Conklin-raised actress cast as Tiger Lily in Disney's live-action 'Peter Pan' remake

Cree actress Alyssa Wapanatâhk. Supplied Image

Share Adjust Comment Print

Fort McMurray-born actress Alyssa Wapanatâhk, 22, has been cast as Tiger Lily in Disney’s upcoming live-action film, “Peter Pan & Wendy.”

The news was first announced by TheWrap.com on Oct. 16 and confirmed by Wapanatâhk on her social media accounts. She has not yet been made available for interviews.

Wapanatâhk joins a cast that includes Jude Law as Captain Hook, Yara Shahidi as Tinker Bell, Ever Anderson as Wendy and Alexander Molony as Peter Pan.

According to Wapanatâhk’s website, she is a member of the Bigstone Cree First Nation near Wabasca. She was born in Fort McMurray and went to school in the city between grades two and eight.

However, much of her upbringing was in Conklin and she often spent holidays and weekends in the hamlet. She also describes going to nearby First Nations, Janvier and Fort Chipewyan for snow drags and cultural days.

“It is so beautiful there and I can talk about that place forever,” she wrote about Conklin.

Earlier this month, the actress announced on her Instagram page she recently changed her name to Wapanatâhk, the Cree name she was born with that translates to “first star in the sky” or “morning star.” Her family name is Alook. The change is part of her efforts to understand and promote the Cree language and culture.

This is Wapanatâhk’s first feature film role, as much of her previous work has been in short films.

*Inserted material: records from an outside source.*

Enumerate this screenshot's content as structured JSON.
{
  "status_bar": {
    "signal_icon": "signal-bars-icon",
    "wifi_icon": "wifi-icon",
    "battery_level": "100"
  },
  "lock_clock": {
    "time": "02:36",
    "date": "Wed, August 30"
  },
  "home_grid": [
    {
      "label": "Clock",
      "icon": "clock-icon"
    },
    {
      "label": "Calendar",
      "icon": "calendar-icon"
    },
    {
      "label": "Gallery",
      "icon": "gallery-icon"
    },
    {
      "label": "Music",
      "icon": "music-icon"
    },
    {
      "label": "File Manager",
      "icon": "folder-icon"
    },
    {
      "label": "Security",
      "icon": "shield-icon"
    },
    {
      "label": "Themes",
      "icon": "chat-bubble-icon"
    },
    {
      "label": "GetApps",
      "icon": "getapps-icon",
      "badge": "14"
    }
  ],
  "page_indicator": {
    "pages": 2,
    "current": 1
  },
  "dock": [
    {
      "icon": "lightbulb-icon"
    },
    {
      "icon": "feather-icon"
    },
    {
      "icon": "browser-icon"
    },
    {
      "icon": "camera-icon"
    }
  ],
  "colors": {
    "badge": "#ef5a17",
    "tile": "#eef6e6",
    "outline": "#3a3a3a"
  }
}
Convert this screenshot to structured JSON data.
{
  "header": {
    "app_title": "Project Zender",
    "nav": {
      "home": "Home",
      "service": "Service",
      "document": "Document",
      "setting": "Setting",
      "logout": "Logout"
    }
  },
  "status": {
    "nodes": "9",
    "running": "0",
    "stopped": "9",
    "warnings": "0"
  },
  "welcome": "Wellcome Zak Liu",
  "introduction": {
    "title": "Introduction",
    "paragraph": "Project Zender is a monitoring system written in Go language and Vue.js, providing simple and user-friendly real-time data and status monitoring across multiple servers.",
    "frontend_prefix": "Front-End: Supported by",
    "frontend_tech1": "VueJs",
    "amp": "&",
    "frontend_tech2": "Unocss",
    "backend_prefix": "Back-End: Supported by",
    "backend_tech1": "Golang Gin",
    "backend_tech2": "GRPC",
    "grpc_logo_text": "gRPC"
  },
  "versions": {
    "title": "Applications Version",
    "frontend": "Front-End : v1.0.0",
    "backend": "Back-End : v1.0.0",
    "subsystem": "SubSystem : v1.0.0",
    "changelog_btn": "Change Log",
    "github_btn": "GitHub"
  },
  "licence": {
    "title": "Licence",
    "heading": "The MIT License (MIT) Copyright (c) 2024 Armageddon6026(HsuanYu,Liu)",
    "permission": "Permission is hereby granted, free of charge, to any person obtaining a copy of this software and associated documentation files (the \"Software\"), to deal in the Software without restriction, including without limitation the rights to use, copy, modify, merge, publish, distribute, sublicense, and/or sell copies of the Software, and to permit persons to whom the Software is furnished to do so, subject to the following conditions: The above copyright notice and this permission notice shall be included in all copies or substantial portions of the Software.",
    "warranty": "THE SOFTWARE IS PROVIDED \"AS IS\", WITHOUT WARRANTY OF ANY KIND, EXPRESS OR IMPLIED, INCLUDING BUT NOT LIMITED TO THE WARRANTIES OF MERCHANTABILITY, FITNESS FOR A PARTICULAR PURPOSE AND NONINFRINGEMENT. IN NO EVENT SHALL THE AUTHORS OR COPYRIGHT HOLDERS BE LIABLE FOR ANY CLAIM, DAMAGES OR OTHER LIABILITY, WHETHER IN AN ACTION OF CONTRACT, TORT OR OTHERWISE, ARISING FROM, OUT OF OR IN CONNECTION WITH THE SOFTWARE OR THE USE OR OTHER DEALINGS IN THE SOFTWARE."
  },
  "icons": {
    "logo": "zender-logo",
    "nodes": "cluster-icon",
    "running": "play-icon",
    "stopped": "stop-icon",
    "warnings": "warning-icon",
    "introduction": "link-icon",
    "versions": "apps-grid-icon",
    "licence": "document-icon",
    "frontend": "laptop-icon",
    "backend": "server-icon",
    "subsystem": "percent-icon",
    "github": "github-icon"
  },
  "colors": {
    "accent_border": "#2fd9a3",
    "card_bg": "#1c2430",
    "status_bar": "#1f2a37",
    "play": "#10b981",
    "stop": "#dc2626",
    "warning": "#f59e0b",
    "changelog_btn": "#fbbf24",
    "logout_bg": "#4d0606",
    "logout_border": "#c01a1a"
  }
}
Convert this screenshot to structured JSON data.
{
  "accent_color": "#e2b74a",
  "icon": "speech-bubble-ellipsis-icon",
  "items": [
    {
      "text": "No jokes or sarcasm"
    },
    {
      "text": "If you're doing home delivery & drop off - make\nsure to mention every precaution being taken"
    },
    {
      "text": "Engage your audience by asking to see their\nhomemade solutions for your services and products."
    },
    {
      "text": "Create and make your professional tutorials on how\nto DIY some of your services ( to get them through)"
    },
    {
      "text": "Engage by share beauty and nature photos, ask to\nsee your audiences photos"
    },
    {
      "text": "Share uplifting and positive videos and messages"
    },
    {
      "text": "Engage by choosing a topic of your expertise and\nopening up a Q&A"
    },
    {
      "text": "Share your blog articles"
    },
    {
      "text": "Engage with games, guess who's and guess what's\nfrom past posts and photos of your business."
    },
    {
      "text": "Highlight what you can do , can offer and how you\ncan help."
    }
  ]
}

Last year, she was selected to create a short film with the Indigenous Storyteller program through Storyhive, a Telus-funded program focusing on independent filmmakers in Alberta and B.C.

The $20,000 grant led to a nine-minute drama Wapanatâhk wrote, produced and directed titled The Boy and the Braid, which is about an Indigenous boy’s cultural journey as he grows up with braided hair on and off reserve.

“I believe that now people are starting to listen to Indigenous peoples’ stories and given the opportunity we can help each other heal and teach something to those who don’t know what we experience,” she told the Edmonton Journal after she was given funding for the project.

“I really hope that I can reach the young people of the next generation that go through these experiences as a boy having braids growing up in modern day society.”

A release date for the film has yet to be scheduled. It is also unknown if the film will be shown in theatres, streamed exclusively on Disney+, or some combination of the two.

-with files from The Canadian Press and Dustin Cook

vmcdermott@postmedia.com

Comments